So just know the simple fact that, yes this is a book of tales within tales, each expertly and cleverly told, all just the right length and tone. It is the kind of genius that would function to delight children and adults in equal measure, with the kind of eye for detail that makes it gives each section its own unique flavor. Certainly many of the themes will be familiar to most adults, but the storytelling is never predictable and often goes against what a reader expects will play out.

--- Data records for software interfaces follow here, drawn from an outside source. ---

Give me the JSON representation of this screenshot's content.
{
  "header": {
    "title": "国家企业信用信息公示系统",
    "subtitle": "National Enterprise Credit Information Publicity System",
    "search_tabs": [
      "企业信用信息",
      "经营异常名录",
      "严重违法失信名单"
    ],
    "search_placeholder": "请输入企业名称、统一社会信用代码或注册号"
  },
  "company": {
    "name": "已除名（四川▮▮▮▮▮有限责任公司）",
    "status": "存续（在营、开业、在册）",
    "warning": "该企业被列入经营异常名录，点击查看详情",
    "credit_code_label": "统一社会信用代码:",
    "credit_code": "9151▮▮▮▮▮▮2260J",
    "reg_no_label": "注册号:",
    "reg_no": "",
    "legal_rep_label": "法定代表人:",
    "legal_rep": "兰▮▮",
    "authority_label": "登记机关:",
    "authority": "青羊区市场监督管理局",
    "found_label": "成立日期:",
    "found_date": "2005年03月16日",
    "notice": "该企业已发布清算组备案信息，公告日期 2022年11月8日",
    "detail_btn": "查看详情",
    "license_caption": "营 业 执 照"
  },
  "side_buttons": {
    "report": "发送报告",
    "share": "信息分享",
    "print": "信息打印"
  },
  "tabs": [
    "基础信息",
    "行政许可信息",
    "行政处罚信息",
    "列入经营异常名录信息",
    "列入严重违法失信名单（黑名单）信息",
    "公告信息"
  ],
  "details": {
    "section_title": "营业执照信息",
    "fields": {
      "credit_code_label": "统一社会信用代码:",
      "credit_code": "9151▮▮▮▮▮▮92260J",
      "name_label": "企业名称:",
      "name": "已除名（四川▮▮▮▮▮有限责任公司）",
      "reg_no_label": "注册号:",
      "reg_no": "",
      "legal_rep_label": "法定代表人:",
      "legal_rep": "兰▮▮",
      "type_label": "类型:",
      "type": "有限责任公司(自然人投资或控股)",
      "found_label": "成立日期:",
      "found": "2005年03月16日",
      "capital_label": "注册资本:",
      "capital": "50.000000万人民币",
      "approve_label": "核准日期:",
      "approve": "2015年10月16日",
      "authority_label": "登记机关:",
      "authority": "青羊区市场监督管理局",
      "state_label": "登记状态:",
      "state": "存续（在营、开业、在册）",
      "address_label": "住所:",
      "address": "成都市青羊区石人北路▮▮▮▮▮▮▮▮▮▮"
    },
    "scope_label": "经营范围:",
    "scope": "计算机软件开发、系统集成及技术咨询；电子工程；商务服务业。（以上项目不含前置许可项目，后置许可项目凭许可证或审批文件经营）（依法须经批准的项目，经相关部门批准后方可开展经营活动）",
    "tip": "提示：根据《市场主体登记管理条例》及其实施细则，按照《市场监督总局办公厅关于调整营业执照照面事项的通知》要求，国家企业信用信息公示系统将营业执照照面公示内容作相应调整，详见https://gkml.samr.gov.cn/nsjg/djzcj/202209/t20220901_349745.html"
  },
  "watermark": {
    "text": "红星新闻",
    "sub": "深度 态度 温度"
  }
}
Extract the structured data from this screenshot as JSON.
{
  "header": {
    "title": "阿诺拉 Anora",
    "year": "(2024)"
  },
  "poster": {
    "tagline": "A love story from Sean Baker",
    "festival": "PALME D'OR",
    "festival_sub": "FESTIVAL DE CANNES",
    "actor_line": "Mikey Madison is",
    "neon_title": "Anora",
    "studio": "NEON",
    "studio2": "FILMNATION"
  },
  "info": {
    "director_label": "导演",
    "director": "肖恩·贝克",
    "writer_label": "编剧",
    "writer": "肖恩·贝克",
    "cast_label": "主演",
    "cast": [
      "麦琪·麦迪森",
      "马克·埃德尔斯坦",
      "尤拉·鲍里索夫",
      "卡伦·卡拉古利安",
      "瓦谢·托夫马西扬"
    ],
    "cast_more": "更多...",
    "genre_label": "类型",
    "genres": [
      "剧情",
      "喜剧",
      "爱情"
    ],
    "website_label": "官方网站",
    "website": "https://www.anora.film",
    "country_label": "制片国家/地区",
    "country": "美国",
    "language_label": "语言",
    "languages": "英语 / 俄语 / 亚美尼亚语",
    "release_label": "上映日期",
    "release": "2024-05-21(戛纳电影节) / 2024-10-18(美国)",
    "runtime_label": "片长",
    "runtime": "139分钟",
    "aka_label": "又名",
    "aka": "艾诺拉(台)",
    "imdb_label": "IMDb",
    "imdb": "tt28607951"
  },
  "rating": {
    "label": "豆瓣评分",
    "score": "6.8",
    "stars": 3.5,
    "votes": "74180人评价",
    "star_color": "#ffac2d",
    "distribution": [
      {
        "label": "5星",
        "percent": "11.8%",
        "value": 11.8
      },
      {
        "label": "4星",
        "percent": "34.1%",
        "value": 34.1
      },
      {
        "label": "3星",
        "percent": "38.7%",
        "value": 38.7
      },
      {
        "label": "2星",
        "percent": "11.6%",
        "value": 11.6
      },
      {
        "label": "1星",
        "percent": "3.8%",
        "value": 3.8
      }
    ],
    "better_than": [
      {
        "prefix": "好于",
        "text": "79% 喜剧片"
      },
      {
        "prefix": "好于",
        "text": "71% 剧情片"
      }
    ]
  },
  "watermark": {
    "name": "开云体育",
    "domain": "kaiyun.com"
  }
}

I cannot comment on any other translations but this one is a good balance between feeling timeless and yet stays accessible to a modern reader.